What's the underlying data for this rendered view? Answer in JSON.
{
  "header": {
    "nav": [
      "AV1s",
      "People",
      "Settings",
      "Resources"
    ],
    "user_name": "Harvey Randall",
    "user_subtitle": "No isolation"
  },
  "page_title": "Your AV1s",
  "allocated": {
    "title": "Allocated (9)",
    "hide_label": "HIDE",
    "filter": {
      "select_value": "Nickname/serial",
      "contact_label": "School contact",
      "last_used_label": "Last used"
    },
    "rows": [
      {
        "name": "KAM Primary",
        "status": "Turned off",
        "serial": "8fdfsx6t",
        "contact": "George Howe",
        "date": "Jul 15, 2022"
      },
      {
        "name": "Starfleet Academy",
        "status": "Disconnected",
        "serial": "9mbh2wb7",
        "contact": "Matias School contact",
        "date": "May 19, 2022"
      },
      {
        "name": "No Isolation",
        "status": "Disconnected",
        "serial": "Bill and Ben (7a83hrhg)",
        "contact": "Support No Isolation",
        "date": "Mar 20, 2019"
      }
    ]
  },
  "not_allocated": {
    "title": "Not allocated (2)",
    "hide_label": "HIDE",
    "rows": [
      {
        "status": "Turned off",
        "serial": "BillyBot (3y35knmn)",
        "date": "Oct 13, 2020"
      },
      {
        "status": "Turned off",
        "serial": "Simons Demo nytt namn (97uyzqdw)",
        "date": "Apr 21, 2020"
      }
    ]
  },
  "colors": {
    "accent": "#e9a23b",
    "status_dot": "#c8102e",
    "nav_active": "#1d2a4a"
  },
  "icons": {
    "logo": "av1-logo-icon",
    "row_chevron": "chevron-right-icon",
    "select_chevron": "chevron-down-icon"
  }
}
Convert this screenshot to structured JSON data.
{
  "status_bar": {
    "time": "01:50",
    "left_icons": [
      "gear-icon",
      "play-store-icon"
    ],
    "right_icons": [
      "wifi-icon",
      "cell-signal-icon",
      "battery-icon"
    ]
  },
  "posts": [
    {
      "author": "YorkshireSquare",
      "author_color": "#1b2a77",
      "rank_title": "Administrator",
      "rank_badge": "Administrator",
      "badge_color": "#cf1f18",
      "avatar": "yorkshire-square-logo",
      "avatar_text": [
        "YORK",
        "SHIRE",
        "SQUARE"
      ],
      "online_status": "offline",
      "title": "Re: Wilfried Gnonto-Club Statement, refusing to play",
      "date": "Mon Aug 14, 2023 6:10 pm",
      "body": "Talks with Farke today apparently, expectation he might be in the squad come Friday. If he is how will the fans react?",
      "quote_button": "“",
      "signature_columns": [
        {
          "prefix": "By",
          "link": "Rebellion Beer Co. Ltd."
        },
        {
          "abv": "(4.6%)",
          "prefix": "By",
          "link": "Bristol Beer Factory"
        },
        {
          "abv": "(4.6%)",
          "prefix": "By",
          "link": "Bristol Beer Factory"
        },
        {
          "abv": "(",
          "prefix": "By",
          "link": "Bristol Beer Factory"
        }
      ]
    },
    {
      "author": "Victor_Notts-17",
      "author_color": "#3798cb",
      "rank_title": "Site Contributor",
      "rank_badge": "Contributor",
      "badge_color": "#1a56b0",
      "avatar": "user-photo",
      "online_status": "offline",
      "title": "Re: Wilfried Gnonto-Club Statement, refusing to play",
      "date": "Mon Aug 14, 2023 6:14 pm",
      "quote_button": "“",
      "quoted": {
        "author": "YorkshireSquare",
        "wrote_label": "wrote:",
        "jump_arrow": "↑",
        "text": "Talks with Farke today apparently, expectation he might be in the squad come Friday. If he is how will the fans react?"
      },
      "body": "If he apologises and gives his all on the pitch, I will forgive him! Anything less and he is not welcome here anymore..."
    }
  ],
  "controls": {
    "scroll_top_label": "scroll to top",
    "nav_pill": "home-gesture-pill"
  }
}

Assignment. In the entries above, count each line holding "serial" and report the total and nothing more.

Written answer. 6